**Goal of the exercise:** When the word "information" shows up in a line of the data below, copy that whole line.

Data extracted from a collection
┄┄┄┄┄┄┄┄┄┄
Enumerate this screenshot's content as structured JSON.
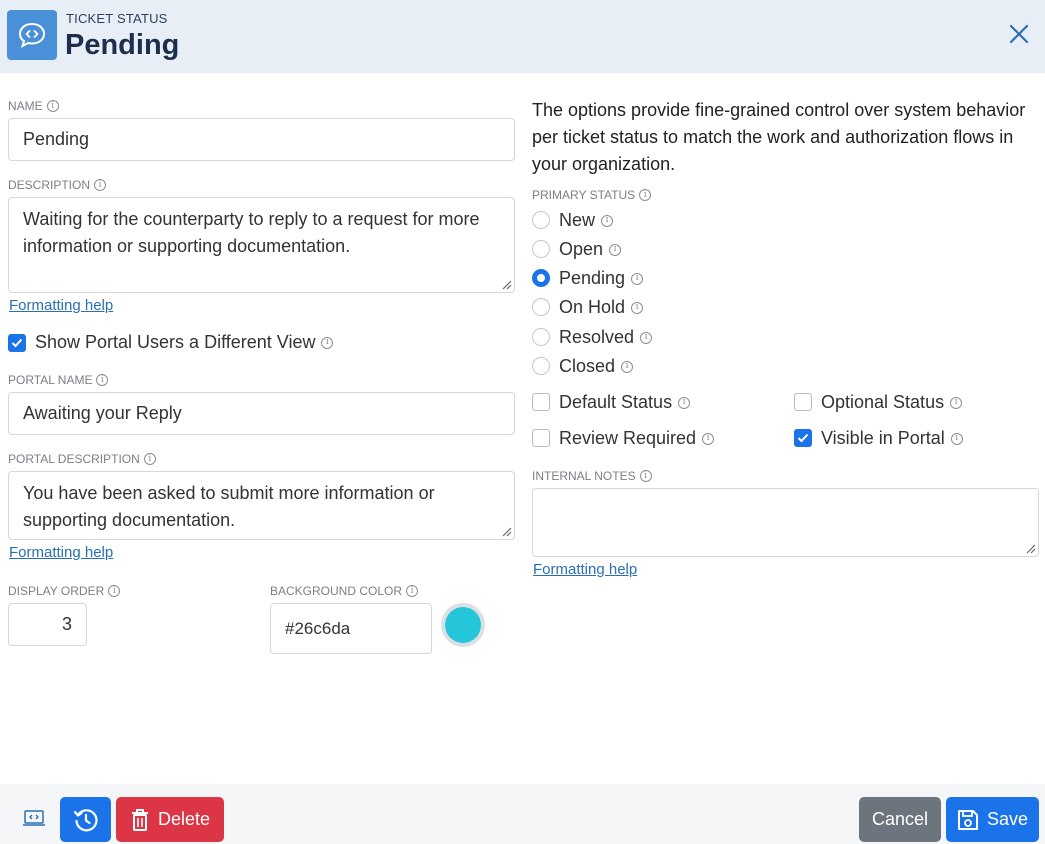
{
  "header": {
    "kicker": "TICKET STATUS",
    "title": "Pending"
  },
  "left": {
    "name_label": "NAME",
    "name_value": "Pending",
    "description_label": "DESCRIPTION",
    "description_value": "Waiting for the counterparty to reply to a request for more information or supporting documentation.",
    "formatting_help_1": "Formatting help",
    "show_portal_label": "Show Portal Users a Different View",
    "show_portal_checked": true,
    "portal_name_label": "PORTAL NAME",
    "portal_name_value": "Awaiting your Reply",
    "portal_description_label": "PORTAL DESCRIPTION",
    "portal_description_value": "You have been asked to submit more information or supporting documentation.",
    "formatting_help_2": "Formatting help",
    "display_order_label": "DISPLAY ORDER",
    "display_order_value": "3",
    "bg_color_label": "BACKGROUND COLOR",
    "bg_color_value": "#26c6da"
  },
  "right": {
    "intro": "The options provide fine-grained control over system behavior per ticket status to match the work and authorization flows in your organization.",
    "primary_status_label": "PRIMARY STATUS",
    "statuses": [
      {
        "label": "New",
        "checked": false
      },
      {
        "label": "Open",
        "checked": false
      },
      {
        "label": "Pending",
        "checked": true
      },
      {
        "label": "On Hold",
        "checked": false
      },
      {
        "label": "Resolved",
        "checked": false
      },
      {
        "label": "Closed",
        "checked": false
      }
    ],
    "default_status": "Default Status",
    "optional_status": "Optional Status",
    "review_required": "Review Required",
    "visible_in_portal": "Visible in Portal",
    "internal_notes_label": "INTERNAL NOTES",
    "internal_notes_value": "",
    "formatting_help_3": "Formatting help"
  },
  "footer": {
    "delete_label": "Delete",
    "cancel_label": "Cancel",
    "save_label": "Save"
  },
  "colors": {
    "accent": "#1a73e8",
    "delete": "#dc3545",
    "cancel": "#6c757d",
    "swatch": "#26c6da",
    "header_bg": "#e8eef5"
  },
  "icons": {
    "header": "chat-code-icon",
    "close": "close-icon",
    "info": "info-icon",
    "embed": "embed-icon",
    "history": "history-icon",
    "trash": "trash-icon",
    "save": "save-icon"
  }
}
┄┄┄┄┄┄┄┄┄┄
**Task solution:**
    "description_value": "Waiting for the counterparty to reply to a request for more information or supporting documentation.",
    "portal_description_value": "You have been asked to submit more information or supporting documentation.",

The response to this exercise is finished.